As we drove to Lake Havasu City we passed by some really weird bushes that were covered in ribbons. Then there were some funny looking palm trees that looked like they were wearing hula skirts. There was a sign on the highway warning of burro crossings; alas we did not see any. We did get to see the Colorado River again. For dinner we had In N Out Burger. It was so good; I had forgotten just how good In N Out is. I had the double burger and fries. What I had forgotten to do was to look up the secret menu. We passed another Plaza Bonita, I guess it is a southern thing? We drove over the original London Bridge which had been bought by a wealthy chainsaw guy. They brought it over brick by brick and rebuilt it to bring tourists to Lake Havasu City. I guess they wanted more than scantily clad girls on Spring Break and Canadian snowbirds?
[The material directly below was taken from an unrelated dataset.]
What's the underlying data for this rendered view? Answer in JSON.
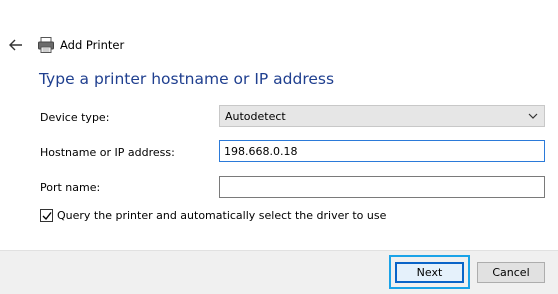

The rest of the evening was spent catching up, finally having access to the internet.